In the early 1600s, the French and the English, taking advantage of weakening Spanish power in the western Atlantic, began to assert their claims to the eastern seaboard of North America. In the northeast, these claims overlapped; the Gulf of Maine was soon divided between English interests in and around Massachusetts Bay and French concerns around the Bay of Fundy.
In 1604, a French expedition led by merchant venturer Pierre Du Gua, Sieur de Monts and including geographer and cartographer Samuel de Champlain, arrived off the coast of what is today southwestern Nova Scotia. After exploration of the Bay of Fundy, a settlement was established on Saint Croix Island. During the summer and early fall of 1604, Champlain ventured along the mid-Maine coast as far as Georges River. He named the islands of Mount Desert and Isle au Haut, both significant navigational landmarks, and explored up the Penobscot River in search of the mythical city of Norumbega.
The following summer, De Monts and Champlain took a small expedition southward along the coasts of present-day Maine and Massachusetts as far as Cape Cod. The party entered the Kennebec and Androscoggin rivers, sailed across Cape Cod Bay, and reached Nauset Harbor on the Cape. On their return, De Monts removed the settlement from St. Croix across the Bay of Fundy to a new location at Port-Royal overlooking Annapolis Basin.
In the summer of 1606, Champlain worked on his map of the region, as well as explored around the southern tip of Cape Cod. The winter of 1606/7 was much easier, but just as the small colony seemed to be establishing itself, the French crown revoked De Monts’ charter. In the summer of 1607, all the colonists, except a caretaker, left for France. During their four years of colonization, the French had acquired considerable geographical knowledge of the region, traded with native peoples, and shown that arable cultivation was viable.
Samuel de Champlain's Map of the Gulf of Maine
Champlain's first detailed map of the gulf of Maine. The map shows capes, bays, islands, shoals, and rivers along the coast; heights of land useful for navigation; and principal native settlements. Of the French names given to geographical features along the Maine coast, only Mount Desert and Isle au Haut have survived to the present.
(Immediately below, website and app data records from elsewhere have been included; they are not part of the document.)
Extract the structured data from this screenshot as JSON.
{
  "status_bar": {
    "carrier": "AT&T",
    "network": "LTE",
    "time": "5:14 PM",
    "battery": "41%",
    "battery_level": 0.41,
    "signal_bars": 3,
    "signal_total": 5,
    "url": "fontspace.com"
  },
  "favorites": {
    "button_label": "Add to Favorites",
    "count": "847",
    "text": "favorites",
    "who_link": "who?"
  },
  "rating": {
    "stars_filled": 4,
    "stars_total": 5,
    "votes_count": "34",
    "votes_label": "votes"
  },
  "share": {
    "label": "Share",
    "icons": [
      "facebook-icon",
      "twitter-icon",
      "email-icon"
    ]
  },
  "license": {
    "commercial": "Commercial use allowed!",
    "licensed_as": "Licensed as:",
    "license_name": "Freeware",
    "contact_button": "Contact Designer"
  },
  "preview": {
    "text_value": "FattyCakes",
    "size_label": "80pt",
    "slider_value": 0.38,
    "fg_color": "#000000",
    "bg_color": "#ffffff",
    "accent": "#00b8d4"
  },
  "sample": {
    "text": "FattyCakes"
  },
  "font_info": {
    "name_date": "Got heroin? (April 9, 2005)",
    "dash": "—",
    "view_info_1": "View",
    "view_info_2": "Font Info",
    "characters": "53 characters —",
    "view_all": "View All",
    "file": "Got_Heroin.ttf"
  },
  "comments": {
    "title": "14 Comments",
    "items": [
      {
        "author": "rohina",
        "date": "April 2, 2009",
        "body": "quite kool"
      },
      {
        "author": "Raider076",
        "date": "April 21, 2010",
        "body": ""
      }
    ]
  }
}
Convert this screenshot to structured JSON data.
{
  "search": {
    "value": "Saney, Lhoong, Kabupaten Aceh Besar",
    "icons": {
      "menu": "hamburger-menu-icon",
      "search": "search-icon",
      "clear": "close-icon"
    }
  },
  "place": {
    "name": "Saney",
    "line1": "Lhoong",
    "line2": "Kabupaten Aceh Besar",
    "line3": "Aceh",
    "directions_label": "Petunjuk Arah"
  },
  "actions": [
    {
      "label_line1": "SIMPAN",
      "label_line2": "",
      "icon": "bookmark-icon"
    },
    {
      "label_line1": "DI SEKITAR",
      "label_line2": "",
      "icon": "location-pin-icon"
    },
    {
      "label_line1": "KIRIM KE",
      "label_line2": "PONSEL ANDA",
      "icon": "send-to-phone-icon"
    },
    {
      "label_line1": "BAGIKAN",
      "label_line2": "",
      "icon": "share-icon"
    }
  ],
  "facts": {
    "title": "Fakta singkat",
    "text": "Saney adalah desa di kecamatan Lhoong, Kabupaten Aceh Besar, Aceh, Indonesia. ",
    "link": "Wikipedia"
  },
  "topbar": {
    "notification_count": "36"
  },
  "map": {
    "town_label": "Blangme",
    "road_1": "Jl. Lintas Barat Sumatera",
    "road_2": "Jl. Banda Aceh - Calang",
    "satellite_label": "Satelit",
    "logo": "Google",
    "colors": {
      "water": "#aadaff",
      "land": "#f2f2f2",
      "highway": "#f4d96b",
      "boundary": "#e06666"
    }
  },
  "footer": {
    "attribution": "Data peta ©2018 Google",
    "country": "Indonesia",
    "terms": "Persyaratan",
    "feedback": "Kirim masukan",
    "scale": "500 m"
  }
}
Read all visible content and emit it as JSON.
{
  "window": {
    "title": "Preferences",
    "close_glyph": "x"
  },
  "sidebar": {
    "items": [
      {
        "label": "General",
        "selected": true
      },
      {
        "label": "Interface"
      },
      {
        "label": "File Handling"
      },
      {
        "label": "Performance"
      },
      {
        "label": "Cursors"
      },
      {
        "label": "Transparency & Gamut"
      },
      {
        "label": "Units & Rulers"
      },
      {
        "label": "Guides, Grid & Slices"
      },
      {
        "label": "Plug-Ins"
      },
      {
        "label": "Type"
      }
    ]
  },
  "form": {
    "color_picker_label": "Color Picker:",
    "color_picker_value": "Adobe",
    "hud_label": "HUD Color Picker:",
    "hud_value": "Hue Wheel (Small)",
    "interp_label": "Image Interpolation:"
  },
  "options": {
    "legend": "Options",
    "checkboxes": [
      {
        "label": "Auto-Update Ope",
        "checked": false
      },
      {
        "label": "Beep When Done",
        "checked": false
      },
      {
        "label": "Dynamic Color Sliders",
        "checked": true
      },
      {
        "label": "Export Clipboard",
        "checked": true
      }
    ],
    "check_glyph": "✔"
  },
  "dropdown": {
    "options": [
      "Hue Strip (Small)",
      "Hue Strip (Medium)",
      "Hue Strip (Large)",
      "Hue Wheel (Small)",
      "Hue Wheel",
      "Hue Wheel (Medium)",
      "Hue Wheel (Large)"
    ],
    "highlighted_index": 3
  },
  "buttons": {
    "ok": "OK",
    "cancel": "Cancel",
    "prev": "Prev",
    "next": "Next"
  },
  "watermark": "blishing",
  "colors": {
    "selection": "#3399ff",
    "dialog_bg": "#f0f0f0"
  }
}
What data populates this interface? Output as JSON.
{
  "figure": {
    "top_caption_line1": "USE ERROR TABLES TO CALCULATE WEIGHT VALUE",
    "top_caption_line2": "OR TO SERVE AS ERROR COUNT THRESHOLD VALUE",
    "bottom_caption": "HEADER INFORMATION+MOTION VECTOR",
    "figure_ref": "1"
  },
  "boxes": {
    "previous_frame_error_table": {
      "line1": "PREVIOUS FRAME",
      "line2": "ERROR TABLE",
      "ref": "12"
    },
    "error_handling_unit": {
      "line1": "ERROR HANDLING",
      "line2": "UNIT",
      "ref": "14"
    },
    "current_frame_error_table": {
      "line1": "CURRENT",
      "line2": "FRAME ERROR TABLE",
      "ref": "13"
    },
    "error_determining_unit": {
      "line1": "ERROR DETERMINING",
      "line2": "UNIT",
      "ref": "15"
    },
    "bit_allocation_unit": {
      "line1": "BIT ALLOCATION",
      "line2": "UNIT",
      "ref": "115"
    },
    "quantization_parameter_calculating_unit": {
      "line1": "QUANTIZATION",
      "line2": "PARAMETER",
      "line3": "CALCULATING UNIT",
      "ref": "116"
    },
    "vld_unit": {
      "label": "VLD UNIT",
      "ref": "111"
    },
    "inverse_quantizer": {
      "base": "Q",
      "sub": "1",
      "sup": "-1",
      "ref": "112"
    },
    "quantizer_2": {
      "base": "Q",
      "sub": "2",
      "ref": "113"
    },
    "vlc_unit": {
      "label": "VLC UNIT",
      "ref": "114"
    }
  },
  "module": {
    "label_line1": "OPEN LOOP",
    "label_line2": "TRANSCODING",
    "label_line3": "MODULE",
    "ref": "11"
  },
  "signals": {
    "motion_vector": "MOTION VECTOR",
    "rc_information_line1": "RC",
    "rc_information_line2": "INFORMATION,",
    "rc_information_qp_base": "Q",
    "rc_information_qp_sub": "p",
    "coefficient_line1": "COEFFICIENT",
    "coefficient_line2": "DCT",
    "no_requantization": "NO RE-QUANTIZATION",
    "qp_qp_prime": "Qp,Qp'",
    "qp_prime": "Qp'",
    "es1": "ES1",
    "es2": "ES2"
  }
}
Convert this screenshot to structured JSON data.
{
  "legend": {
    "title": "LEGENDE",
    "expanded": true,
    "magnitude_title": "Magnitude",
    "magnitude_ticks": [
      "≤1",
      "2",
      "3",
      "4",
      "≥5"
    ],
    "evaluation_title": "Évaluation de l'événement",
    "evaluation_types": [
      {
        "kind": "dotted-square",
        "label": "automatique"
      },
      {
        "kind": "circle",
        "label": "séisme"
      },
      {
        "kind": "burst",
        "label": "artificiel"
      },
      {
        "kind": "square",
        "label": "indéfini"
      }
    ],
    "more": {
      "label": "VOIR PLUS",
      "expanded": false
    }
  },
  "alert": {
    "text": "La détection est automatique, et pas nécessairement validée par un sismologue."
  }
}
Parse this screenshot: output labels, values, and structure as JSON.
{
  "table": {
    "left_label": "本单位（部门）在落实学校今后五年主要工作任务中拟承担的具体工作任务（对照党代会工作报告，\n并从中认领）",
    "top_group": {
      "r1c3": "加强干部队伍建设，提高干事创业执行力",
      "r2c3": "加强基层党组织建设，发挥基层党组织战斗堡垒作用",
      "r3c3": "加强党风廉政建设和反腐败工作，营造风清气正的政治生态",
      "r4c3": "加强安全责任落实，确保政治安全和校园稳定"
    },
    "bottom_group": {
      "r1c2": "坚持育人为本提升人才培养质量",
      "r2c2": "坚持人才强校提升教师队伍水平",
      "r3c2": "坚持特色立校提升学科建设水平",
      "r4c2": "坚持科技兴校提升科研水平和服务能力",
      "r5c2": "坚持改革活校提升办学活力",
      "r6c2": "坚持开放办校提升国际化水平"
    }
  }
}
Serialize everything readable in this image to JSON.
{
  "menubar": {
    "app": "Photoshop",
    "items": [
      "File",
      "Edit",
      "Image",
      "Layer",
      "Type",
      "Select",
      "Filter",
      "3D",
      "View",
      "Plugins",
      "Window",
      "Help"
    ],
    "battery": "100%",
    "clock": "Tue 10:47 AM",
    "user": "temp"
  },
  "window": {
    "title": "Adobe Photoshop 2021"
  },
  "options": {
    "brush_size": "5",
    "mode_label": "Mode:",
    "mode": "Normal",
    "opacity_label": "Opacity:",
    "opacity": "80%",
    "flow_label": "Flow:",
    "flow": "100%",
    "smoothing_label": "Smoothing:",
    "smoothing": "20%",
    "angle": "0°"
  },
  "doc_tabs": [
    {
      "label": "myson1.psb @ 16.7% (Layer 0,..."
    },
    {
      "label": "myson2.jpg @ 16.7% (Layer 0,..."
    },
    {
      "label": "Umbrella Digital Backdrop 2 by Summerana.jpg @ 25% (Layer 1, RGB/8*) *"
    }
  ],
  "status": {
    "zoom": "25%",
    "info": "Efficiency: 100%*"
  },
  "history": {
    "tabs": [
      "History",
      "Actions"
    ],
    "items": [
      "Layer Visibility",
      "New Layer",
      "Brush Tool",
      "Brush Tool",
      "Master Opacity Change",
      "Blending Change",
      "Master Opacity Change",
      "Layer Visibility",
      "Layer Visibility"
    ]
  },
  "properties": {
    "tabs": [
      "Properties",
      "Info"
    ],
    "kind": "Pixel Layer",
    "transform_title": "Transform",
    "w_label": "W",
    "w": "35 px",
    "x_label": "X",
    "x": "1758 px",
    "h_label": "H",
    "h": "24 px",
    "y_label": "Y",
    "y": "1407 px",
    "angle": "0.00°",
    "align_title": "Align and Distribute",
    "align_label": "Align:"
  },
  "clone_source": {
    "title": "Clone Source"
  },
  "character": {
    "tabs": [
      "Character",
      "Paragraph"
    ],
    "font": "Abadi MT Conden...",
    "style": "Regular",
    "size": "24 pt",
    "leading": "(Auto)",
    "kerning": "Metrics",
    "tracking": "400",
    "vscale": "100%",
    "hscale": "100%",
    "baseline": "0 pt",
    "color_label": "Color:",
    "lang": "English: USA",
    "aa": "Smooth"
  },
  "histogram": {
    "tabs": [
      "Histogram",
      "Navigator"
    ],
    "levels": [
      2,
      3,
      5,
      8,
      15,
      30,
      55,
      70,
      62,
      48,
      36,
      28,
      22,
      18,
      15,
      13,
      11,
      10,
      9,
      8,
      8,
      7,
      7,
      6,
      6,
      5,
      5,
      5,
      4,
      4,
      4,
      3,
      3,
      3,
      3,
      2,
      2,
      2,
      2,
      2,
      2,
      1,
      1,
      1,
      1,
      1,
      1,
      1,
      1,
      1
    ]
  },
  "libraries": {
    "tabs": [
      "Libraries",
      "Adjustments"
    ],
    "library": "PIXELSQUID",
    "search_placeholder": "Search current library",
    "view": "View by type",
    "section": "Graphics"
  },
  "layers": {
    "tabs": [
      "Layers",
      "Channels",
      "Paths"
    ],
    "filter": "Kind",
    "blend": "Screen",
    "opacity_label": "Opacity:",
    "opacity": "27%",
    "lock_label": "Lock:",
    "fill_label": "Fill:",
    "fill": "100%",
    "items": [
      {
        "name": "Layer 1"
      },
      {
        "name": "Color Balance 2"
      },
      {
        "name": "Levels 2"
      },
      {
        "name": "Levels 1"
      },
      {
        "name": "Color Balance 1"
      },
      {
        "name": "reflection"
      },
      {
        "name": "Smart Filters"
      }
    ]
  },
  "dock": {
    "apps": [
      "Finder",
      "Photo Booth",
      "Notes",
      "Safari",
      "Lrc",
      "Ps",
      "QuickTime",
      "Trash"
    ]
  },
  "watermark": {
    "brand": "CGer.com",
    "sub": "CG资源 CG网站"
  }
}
In the early twentieth century, French exploration and settlement of Acadia was commemorated in Maine and Nova Scotia. In Maine, the federally-protected lands on Mount Desert Island were first named the Sieur De Monts National Monument, then Lafayette National Park (after the Revolutionary War hero), and finally Acadia National Park. A mountain in the park was named after Champlain and a spring after Sieur De Monts. In Nova Scotia, the habitation at Port-Royal was reconstructed in the 1930s and is now a National Historic Site.
Information gathered courtesy of the Canadian-American Center at the University of Maine